ALSO READJ&K Cabinet approves GST bill, to call assembly session from Nobody will be at a disadvantage under GST regime: Drabu J&K's fiscal autonomy will be protected under GST: Drabu GST bill to be introduced in June 14 session of TN Assembly J-K govt to benefit from GST, will seek its passage in a
The NC today asked the Jammu and Kashmir government to implement the GST on its own terms by protecting the fiscal autonomy and special status of the state and said it would fight tooth and nail if the tax regime was applied in its present form.
Senior National Conference leader and former state finance minister, Abdul Rahim Rather, told reporters here that the state was competent enough to form its own tax regime.
"We have a clear stand on it. If the constitutional amendment (101, passed by Parliament) is applied in Jammu and Kashmir in its present form, we will fight it tooth and nail," he said.
"We will not allow it, we will not accept it. GST, at the cost of our special position and fiscal autonomy, is not acceptable to the NC," Rather said.
He said the state government should implement the tax regime on its own terms.
"We are telling them (the state government) to impose our own tax. If government of India wants to impose C-GST (Central GST), we will impose our own here. Whatever is the government of India's share, we will give them that," he said.
"The money would not be devolved from there, there will be upward, reverse devolution. Neither will they have to make a law, nor will it impact our fiscal autonomy. We will form our own tax regime," he said.
Citing the example of Canada, the NC leader said the state was competent enough to form its own tax regime.
"Are we not competent? If such a system can work in Canada, where one of the provinces refused to impose a GST- like tax regime and formed its own, why cannot it happen here? There are precedents in the world, only you (the state government) will have to study them," he said.
The former finance minister said the NC-led state government in 2012 had prepared a blueprint for a tax regime as it had foreseen the implementation of the GST.
He said it prepared the blueprint on its own terms by preserving the state's special position and fiscal autonomy and took expert legal opinion on the issue.
A proposal was also sent to the Cabinet which referred it to a sub-committee which okayed it and sent it back to the Cabinet.
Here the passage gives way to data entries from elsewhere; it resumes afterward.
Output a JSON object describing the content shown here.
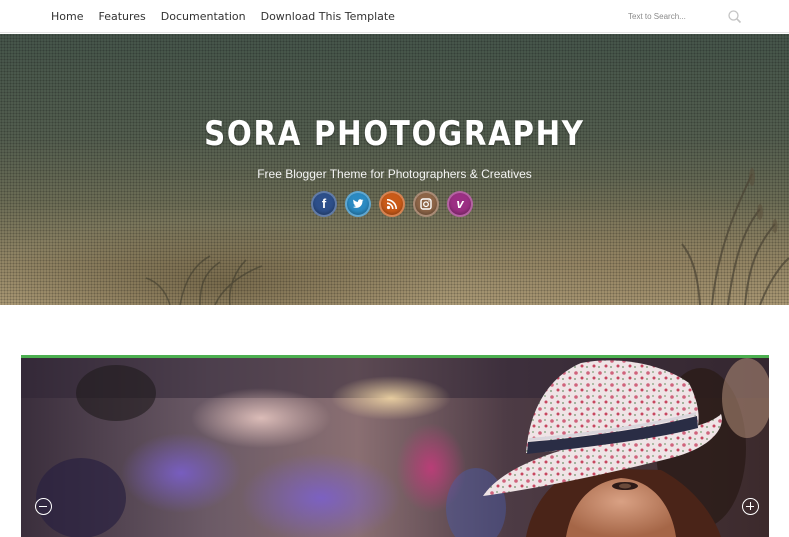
{
  "nav": {
    "items": [
      "Home",
      "Features",
      "Documentation",
      "Download This Template"
    ]
  },
  "search": {
    "placeholder": "Text to Search...",
    "icon": "search-icon"
  },
  "header": {
    "title": "SORA PHOTOGRAPHY",
    "description": "Free Blogger Theme for Photographers & Creatives",
    "social": [
      {
        "name": "facebook",
        "glyph": "f",
        "color": "#2d4f8a"
      },
      {
        "name": "twitter",
        "glyph": "t",
        "color": "#2b8ac2"
      },
      {
        "name": "rss",
        "glyph": "rss",
        "color": "#c95a18"
      },
      {
        "name": "instagram",
        "glyph": "cam",
        "color": "#8d6548"
      },
      {
        "name": "vimeo",
        "glyph": "v",
        "color": "#9b2f83"
      }
    ]
  },
  "slider": {
    "accent_color": "#4caf50",
    "prev_icon": "minus-circle-icon",
    "next_icon": "plus-circle-icon"
  }
}
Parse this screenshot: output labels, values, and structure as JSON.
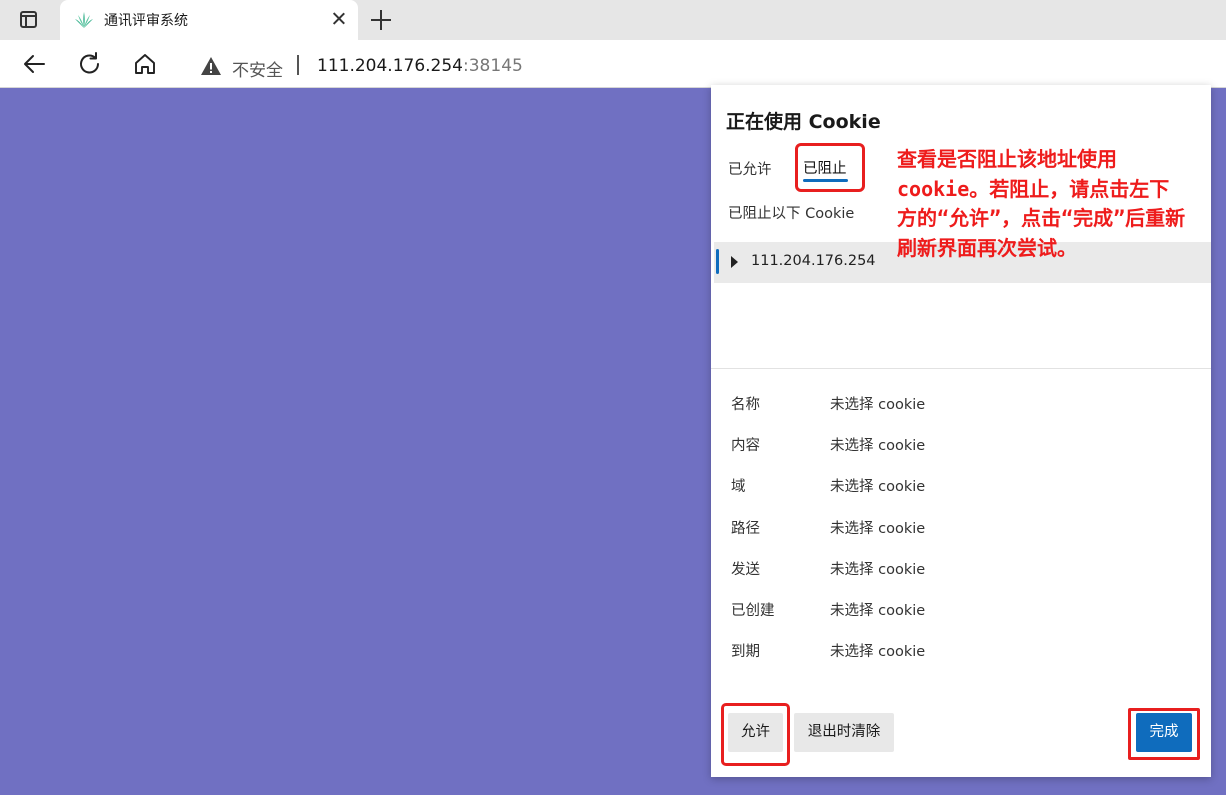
{
  "browser": {
    "tab_title": "通讯评审系统",
    "address": {
      "security_label": "不安全",
      "host": "111.204.176.254",
      "port": ":38145"
    }
  },
  "cookie_panel": {
    "title": "正在使用 Cookie",
    "tabs": {
      "allowed": "已允许",
      "blocked": "已阻止"
    },
    "active_tab": "已阻止",
    "blocked_heading": "已阻止以下 Cookie",
    "sites": [
      "111.204.176.254"
    ],
    "details": [
      {
        "key": "名称",
        "value": "未选择 cookie"
      },
      {
        "key": "内容",
        "value": "未选择 cookie"
      },
      {
        "key": "域",
        "value": "未选择 cookie"
      },
      {
        "key": "路径",
        "value": "未选择 cookie"
      },
      {
        "key": "发送",
        "value": "未选择 cookie"
      },
      {
        "key": "已创建",
        "value": "未选择 cookie"
      },
      {
        "key": "到期",
        "value": "未选择 cookie"
      }
    ],
    "buttons": {
      "allow": "允许",
      "clear_on_exit": "退出时清除",
      "done": "完成"
    }
  },
  "annotation": {
    "text": "查看是否阻止该地址使用cookie。若阻止，请点击左下方的“允许”，点击“完成”后重新刷新界面再次尝试。",
    "color": "#e81f1f"
  },
  "colors": {
    "page_background": "#7070c2",
    "accent": "#0f6cbd"
  },
  "icons": [
    "tab-actions-icon",
    "plant-favicon-icon",
    "close-icon",
    "plus-icon",
    "back-arrow-icon",
    "refresh-icon",
    "home-icon",
    "warning-icon",
    "caret-right-icon"
  ]
}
"A copy of that blueprint is with the Empowered Committee (of the finance ministers of various states). That blueprint can be a way forward. Let the government study it," Rather said.
He said the party gave this suggestion to the government at an all-party meet yesterday but they have not recieved any response so far.
He said the NC wanted reforms but not ones which were against the wishes and aspirations of the people.
Asked if the state government, which enjoys a majority in the Assembly, implements the Constitutional Amendment 101 in its original form, Rather said, "The state government will be playing with fire and it will have dangerous consequences."
He said the state would be surrendering its power to the Centre if the GST was implemented in its present form.
"The state will lose its authority. We will have no powers to revise the taxes which the present finance minister has promised the business community. He cannot do that. It is the GST council which has all the powers," he claimed.
He said the state cannot touch a law passed by the Parliament and it would increase the powers of the Centre and reduce the residual powers of the state.
Rather claimed that the state government was confused over the issue.
"On one hand they call an all-party meeting and a session of the state Assembly to discuss it, on the other, the Commercial Taxes Department issued advertisement in newspapers here asking business establishments to register themselves under the new law," he said.
"Which law are they talking about? When the law has not been passed here yet, how can the government issue such an advertisement," he added.
The NC leader said the state government should have held consultations over the issue when the Parliament passed the law last year.
"The Union finance minister gave the states time to get ready. But they (J-K government) did not talk about it for 10 months and now want to implement it in 10 days. Such a comprehensive law cannot be implemented in a hurry," he said.
(This story has not been edited by Business Standard staff and is auto-generated from a syndicated feed.)